WAXAHACHIE

The Waxahachie City Council approved a new ambulance-services contract with American Medical Services on Monday night.

The agreement will begin Jan. 3, 2019 and will run through Jan. 2, 2021. It includes provisions for optional two-year renewals.

American Medical response has served Ellis County since 2016. Residents were previously served by East Texas EMS, who announced it was pulling out of its contract because it was no longer financially feasible on Jan. 27, 2015. CareFlite then took over service while other providers were evaluated and AMR was ultimately selected.

Waxahachie Fire Chief Ricky Boyd stated the contract would include several changes.

“AMR approached us some time ago about changing the format of the present contract where they combine emergency and transfer service into one service instead of having split services. They felt that it was very inefficient and felt that they could operate with something better under one model,” Boyd said. We met with them numerous times in the last five to six months. We asked them to go into a trial period with this new model that started back in June.”

Boyd explained the trial period has proven successful and the response time has been adequate during this period.

Some of the changes in the contract include that all AMR ambulances in the county would respond both to emergency and transfers calls for service with a type-one ambulance. The type-one ambulance is a larger vehicle and allows for greater patient care. Emergency units previously were type one, and transfer units were type-three ambulances. Type-three ambulances are smaller units.

Boyd explained all new ambulance would also be white instead of red. American Medical Response was having a difficult time obtaining red units, which caused them to continue to utilize several units that were continually breaking down that proved detrimental to patient care.

The two AMR units stationed in Waxahachie will no longer be staffed with two paramedics. Instead, units will be staffed with one paramedic and one EMT like the rest of the county units.

“When AMR began services in 2016, their two Waxahachie units responded to 75 percent of the emergency calls in Waxahachie,” Boyd said. “That slowly declined to 55 percent. Therefore, we were paying for a better service that we were not actually receiving.”

Boyd stated the contract also includes clinical outcomes and dispatch processing time minimums requirements with penalties for failure to meet those standards.

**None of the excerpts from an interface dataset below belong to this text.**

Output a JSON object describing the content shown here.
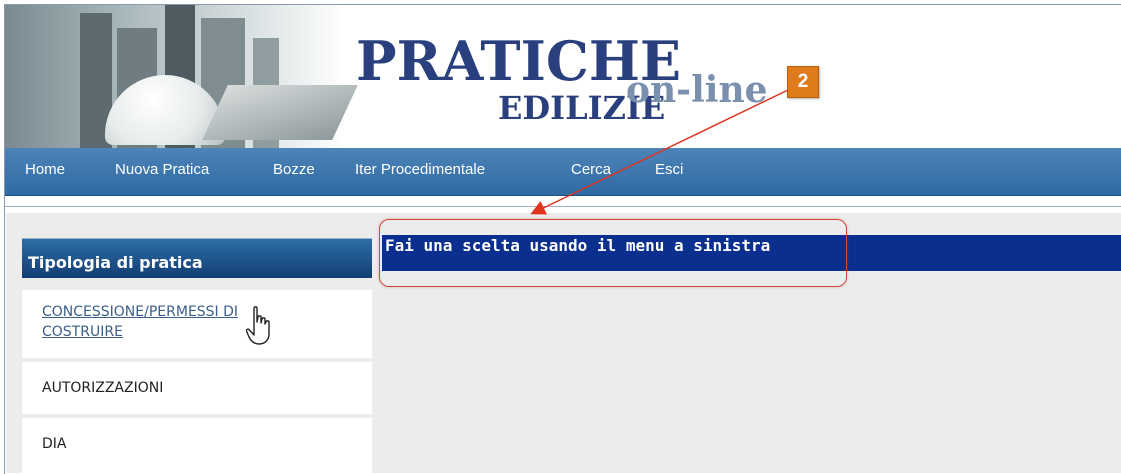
{
  "header": {
    "logo_main": "PRATICHE",
    "logo_sub": "EDILIZIE",
    "logo_online": "on-line",
    "step_badge": "2"
  },
  "nav": {
    "items": [
      {
        "label": "Home"
      },
      {
        "label": "Nuova Pratica"
      },
      {
        "label": "Bozze"
      },
      {
        "label": "Iter Procedimentale"
      },
      {
        "label": "Cerca"
      },
      {
        "label": "Esci"
      }
    ]
  },
  "sidebar": {
    "title": "Tipologia di pratica",
    "items": [
      {
        "label_line1": "CONCESSIONE/PERMESSI DI",
        "label_line2": "COSTRUIRE"
      },
      {
        "label": "AUTORIZZAZIONI"
      },
      {
        "label": "DIA"
      }
    ]
  },
  "main": {
    "message": "Fai una scelta usando il menu a sinistra"
  },
  "colors": {
    "nav_bg": "#3a75ae",
    "sidebar_head_bg": "#1f5390",
    "main_bar_bg": "#0b2f8e",
    "annotation_red": "#cc4a3a",
    "badge_orange": "#e07b1c"
  }
}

The annual subsidy in the contract is $142,167. The current subsidy in the existing contract is $169,223. The decrease in the city’s subsidy has decreased due to staffing model changes.

City Manager Michael Scott stated that AMR has done an excellent job in the city under the current contract. He noted when the city has had concerns about issues with service, AMR has been responsive and worked with them to those matters.

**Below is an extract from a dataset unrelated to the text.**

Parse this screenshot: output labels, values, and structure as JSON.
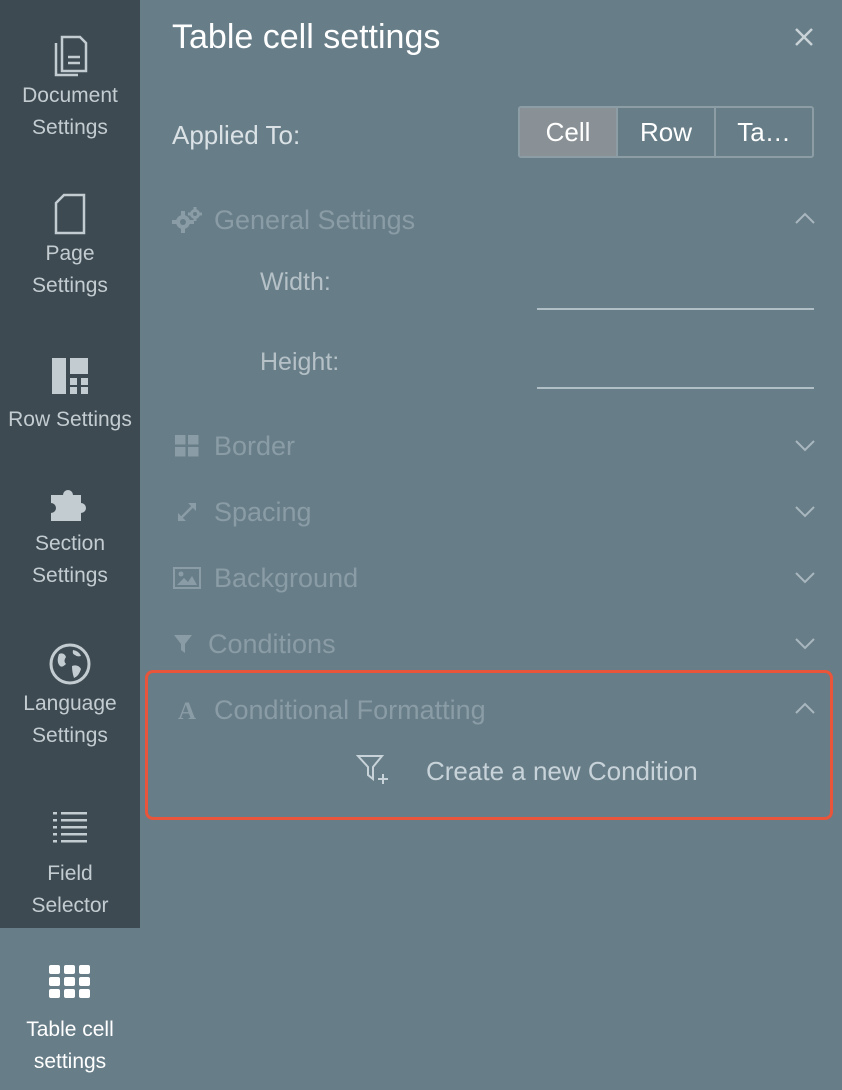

In other business, the council denied a request for a zoning change that would create the proposed Sundance Ridge development located west of Ovilla Road and north U.S. Highway 287 Business.

In other business, developer Terry Weaver addressed the council about Sundance Ridge. The housing development is expected to contain 157 lots on about 60 acres — 64 lots are 8,400 square feet each, 57 lots that would be 10,000 square feet each, and 36 lots that would be 16,000 square foot each.

The Sundance Ridge housing development would have several amenities that would be maintained by a homeowners association. Some of these amenities include a playground, open spaces, trails, and picnic areas.

Weaver stated they would conduct a traffic impact analysis on Farm-to-Market Road 664.

City council denied the request siting not enough variety of lot sizes in the development.